Task requirements: Filter the entries for the word "icon". Copy each line in which it occurs.

Data extracted from a collection:
Start of Block

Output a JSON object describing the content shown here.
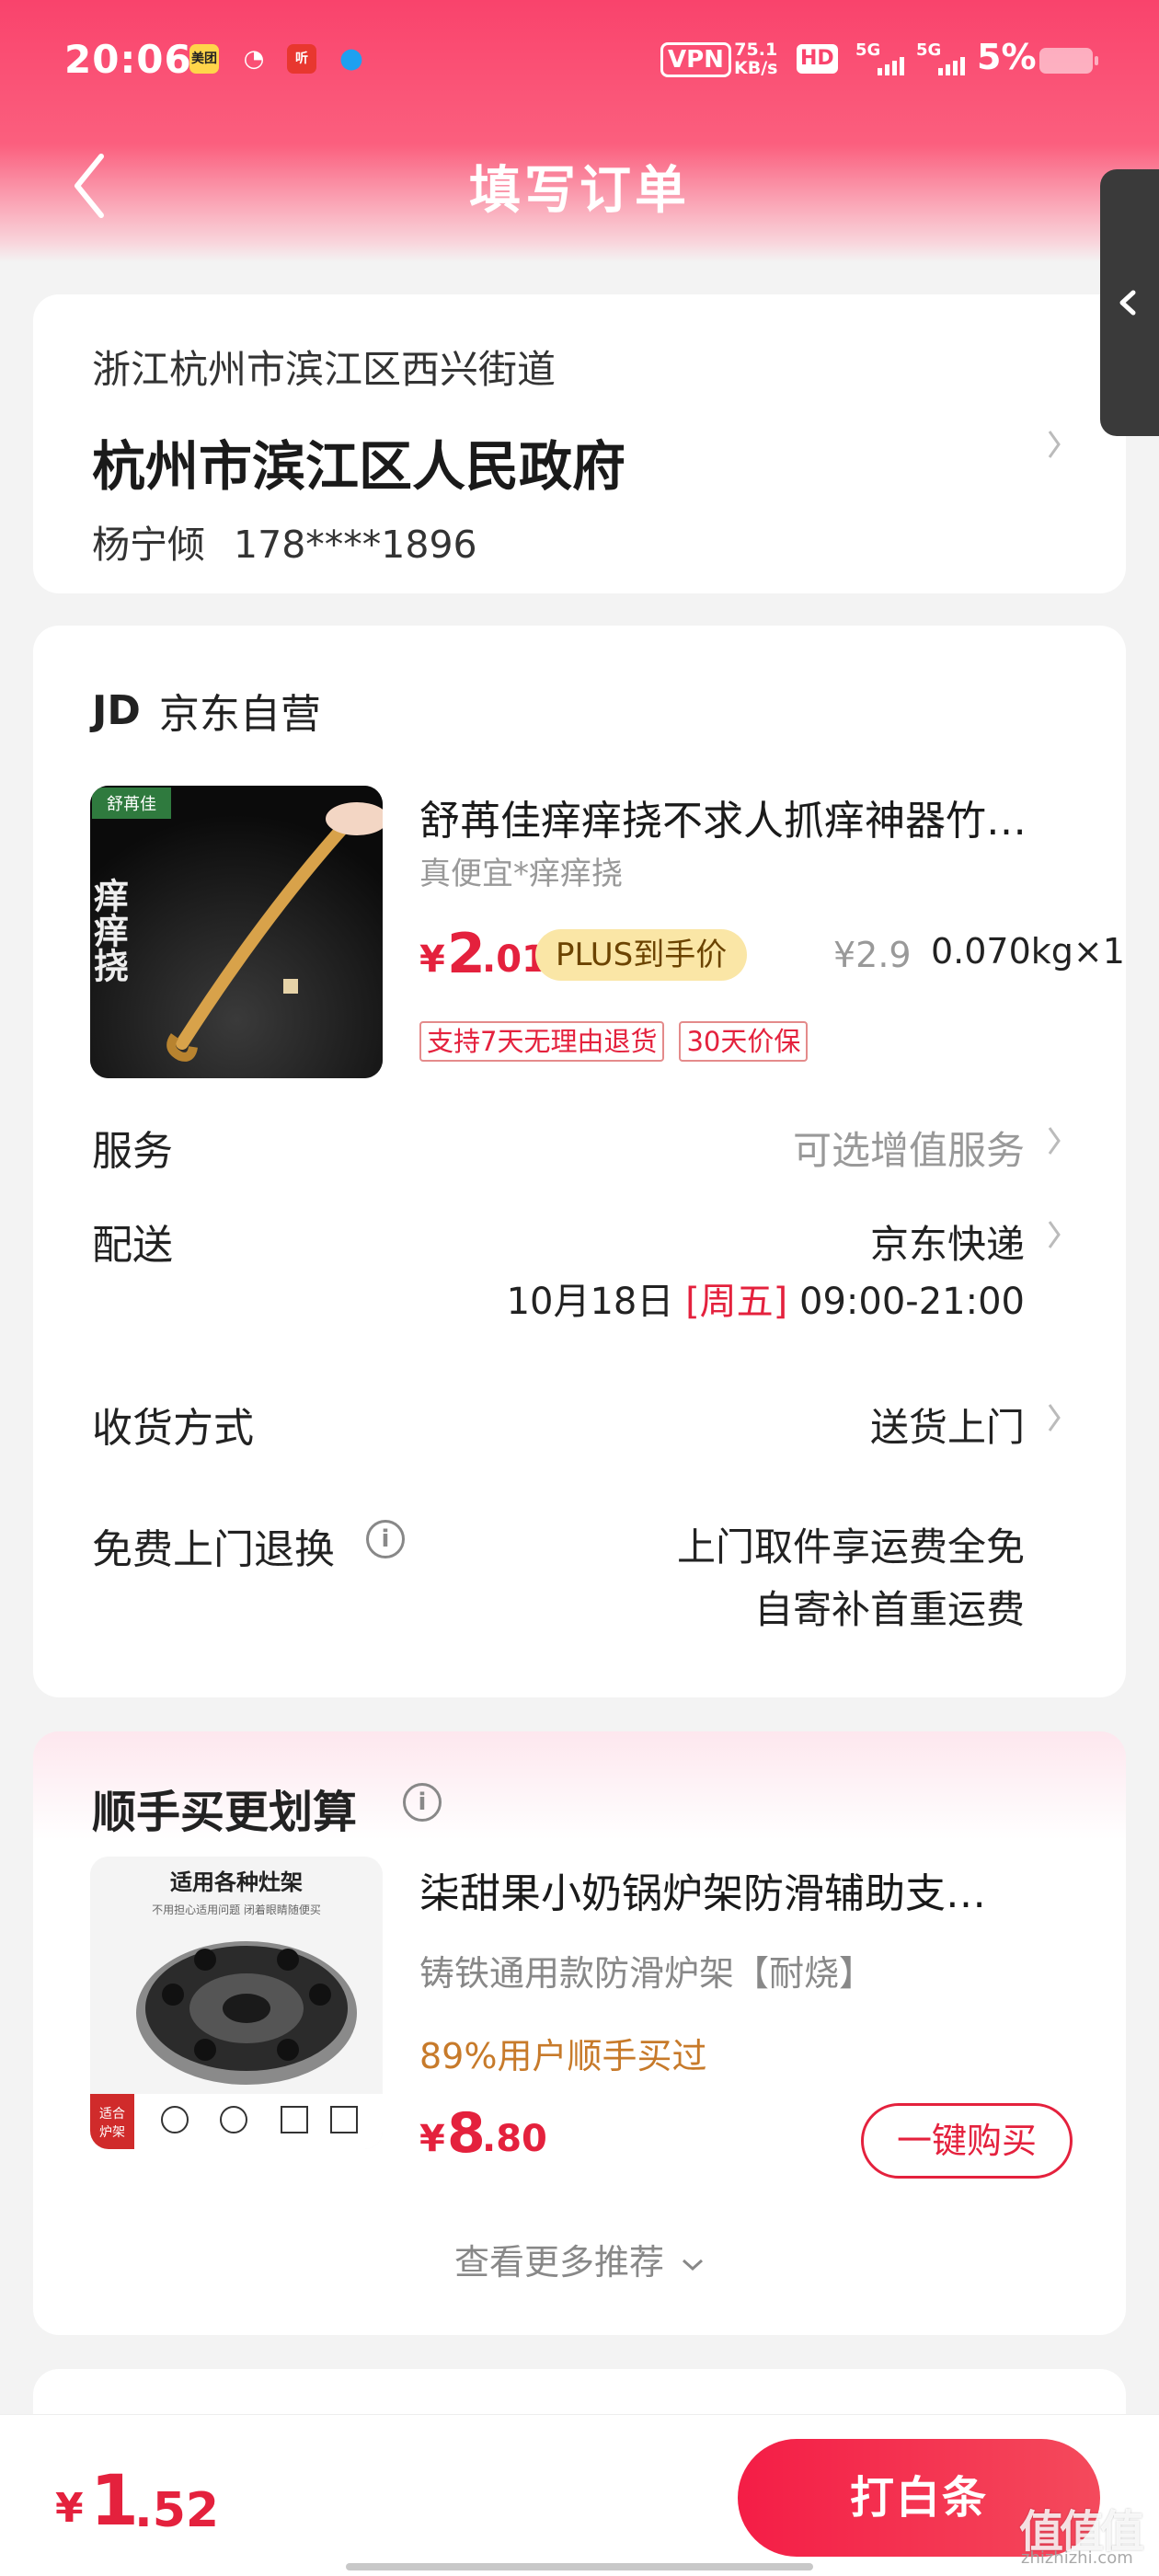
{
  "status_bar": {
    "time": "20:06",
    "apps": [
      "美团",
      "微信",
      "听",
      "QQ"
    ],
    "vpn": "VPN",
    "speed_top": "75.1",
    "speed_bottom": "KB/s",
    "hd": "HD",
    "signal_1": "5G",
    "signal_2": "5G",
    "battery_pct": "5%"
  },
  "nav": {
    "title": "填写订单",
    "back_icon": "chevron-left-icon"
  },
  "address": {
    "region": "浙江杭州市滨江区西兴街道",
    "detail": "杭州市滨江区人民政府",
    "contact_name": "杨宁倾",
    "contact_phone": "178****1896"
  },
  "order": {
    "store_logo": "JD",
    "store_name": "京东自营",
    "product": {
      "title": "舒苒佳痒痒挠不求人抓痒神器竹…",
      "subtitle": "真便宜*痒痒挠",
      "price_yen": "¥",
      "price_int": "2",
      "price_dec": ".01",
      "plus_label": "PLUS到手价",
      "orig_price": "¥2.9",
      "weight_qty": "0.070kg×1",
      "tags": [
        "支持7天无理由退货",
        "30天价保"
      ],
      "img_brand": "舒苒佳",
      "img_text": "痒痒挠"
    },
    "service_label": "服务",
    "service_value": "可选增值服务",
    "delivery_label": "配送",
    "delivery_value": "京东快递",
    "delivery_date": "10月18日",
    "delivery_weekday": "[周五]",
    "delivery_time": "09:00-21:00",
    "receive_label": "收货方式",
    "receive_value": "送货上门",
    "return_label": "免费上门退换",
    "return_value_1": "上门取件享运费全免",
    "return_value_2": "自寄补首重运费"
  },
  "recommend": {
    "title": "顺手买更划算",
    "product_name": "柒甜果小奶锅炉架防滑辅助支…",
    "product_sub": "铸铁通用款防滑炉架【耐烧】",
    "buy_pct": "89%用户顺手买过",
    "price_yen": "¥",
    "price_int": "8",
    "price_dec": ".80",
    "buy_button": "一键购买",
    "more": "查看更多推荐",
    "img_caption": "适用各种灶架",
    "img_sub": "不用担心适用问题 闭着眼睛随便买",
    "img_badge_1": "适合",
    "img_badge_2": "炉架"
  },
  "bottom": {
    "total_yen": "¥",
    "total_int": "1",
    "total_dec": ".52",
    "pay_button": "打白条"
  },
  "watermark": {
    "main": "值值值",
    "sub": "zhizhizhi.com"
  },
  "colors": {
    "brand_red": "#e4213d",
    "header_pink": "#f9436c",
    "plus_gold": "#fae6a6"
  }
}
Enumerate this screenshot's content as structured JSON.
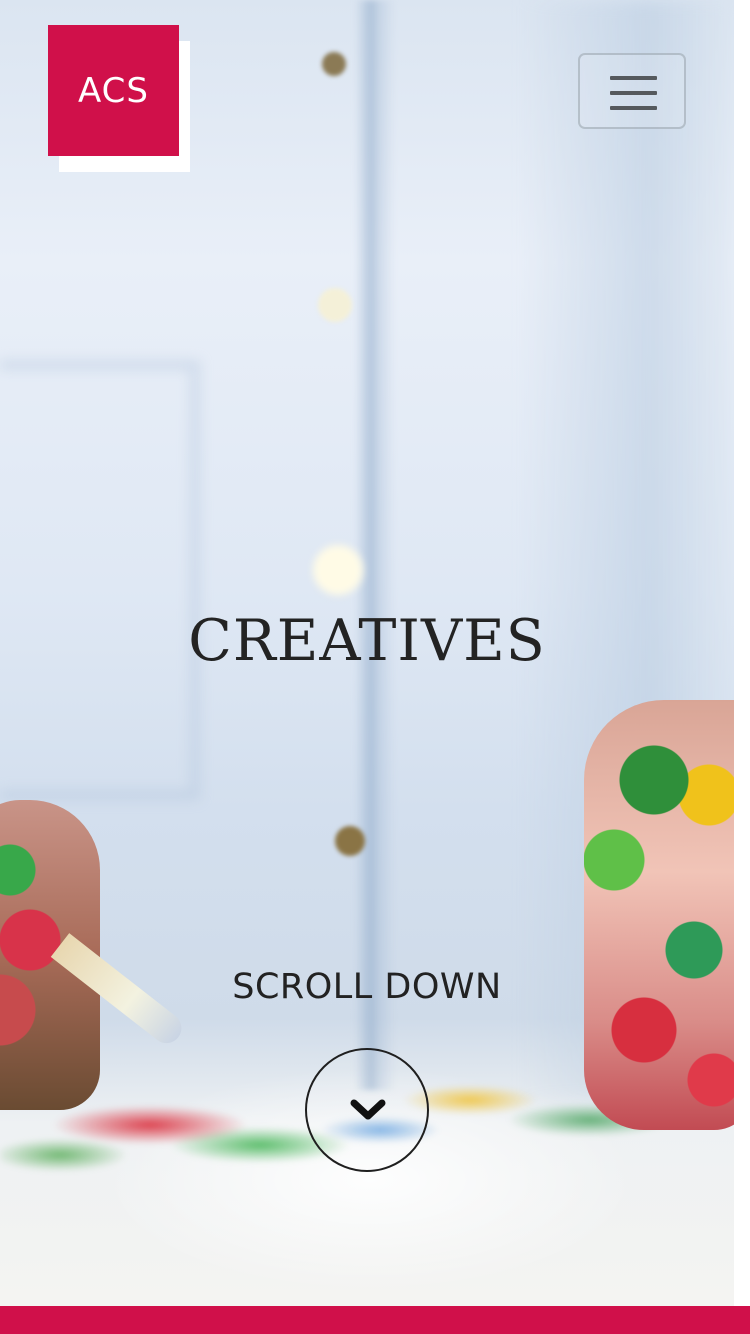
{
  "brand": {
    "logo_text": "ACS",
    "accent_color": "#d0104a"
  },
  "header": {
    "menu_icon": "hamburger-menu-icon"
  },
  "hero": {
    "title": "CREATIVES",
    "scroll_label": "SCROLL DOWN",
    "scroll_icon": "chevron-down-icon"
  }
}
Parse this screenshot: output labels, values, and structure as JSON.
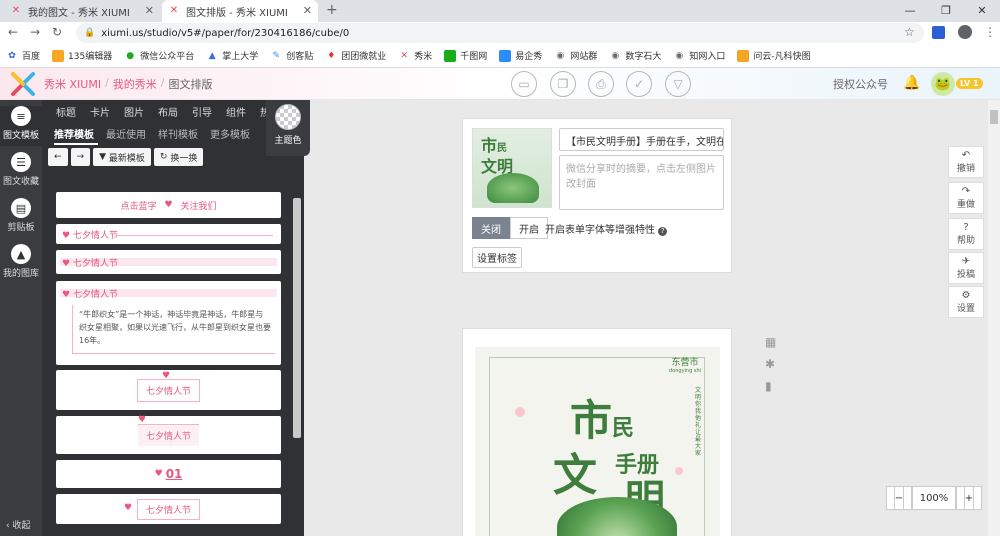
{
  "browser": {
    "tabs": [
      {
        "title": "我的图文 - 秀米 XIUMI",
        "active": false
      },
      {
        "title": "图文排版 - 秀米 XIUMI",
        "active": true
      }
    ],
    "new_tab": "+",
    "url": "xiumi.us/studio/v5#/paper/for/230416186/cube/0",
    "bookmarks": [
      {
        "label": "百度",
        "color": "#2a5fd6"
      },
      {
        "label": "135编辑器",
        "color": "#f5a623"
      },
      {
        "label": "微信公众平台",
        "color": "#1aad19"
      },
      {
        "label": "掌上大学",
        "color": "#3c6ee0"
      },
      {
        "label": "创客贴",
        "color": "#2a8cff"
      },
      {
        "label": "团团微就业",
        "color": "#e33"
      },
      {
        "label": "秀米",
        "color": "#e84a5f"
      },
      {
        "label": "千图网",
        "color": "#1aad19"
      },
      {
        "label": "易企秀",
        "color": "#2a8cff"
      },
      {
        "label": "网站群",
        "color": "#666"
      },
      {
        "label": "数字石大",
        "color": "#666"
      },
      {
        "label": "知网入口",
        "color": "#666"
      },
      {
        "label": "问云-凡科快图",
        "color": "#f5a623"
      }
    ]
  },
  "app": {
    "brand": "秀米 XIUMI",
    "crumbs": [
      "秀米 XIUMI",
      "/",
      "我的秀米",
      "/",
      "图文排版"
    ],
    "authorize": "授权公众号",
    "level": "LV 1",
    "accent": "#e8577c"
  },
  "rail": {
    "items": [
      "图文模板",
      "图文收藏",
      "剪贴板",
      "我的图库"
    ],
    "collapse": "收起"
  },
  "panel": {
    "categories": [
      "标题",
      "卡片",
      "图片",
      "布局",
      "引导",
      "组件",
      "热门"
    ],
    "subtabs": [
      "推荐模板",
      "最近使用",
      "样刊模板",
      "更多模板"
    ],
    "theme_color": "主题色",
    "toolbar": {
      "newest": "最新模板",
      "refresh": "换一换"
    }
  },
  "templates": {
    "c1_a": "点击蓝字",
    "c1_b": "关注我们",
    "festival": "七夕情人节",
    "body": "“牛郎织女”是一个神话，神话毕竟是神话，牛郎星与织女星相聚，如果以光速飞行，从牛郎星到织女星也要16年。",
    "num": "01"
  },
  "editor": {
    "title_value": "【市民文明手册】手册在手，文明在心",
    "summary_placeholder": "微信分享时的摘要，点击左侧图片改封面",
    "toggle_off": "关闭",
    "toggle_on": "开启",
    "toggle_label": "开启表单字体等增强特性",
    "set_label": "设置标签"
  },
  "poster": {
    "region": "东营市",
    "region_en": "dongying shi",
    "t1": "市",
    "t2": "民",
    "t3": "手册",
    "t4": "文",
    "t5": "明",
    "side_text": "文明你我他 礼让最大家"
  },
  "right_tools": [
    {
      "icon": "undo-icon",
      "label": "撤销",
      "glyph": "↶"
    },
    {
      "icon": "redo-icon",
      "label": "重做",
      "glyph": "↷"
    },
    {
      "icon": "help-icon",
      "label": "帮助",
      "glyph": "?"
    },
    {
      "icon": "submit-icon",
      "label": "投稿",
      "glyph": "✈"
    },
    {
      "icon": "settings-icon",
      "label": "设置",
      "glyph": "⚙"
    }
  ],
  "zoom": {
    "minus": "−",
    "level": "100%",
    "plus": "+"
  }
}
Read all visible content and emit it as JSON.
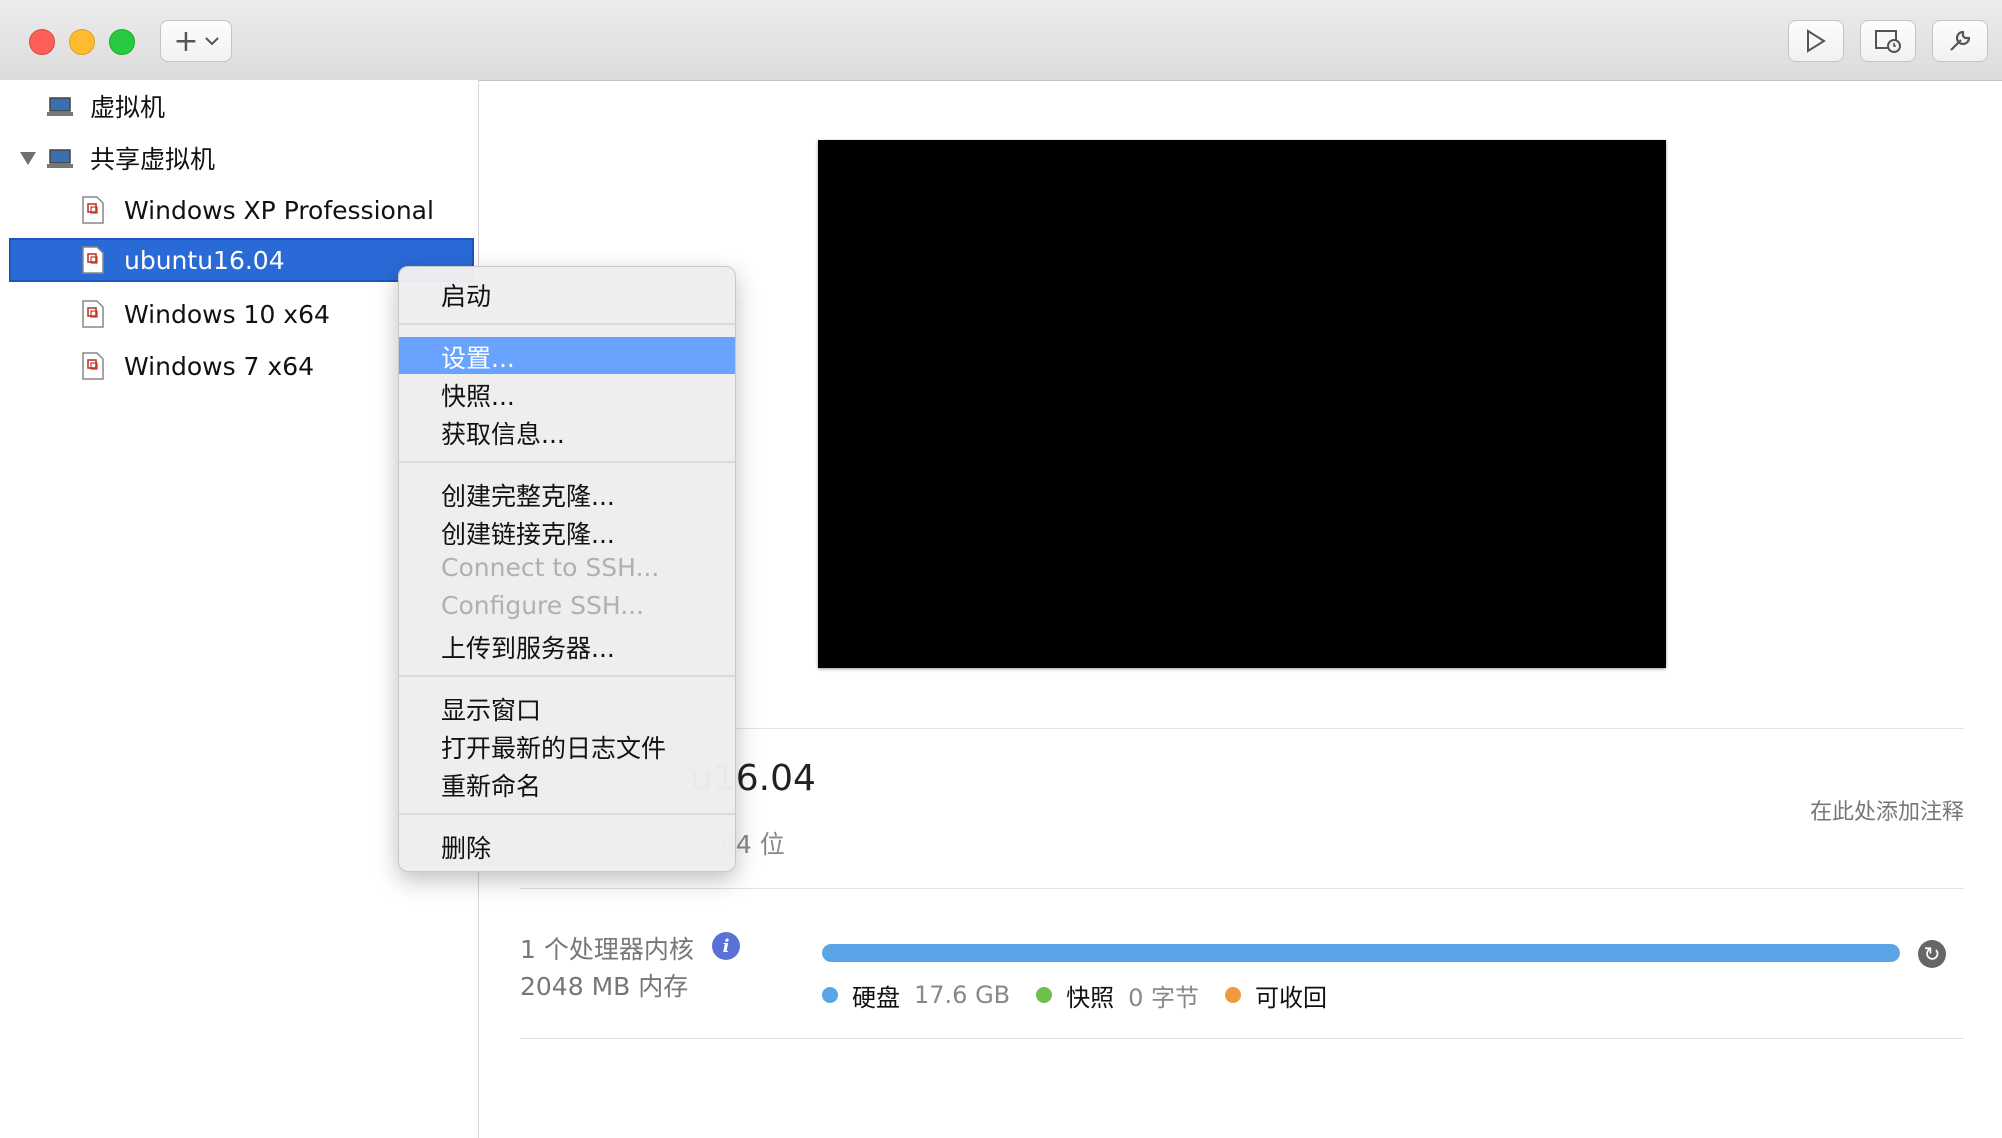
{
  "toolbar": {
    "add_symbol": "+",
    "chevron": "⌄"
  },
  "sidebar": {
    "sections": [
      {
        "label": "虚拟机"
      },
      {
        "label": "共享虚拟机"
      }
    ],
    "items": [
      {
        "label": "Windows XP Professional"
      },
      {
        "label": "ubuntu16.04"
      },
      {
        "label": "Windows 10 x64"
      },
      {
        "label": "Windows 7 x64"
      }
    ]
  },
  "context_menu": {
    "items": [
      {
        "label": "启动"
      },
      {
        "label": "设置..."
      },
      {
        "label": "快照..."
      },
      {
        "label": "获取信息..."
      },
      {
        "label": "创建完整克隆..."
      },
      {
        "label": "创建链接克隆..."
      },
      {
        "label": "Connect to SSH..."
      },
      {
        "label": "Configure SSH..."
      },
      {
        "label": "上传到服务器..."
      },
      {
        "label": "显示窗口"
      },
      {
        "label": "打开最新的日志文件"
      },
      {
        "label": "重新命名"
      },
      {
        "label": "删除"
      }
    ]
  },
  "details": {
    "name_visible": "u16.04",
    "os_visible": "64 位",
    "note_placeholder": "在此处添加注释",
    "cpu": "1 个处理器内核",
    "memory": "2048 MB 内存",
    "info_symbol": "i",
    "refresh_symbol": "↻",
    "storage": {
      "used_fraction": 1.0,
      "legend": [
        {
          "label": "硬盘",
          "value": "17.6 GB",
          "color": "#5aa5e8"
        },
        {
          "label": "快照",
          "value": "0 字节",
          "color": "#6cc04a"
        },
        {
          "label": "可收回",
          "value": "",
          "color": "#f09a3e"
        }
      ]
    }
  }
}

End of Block

Answer:
    "back_icon": "chevron-left-icon"
    "menu_icon": "hamburger-menu-icon"
    "scroll_icon": "chevron-down-icon"
      "icon": "undo-icon",
      "icon": "redo-icon",
      "icon": "help-icon",
      "icon": "submit-icon",
      "icon": "settings-icon",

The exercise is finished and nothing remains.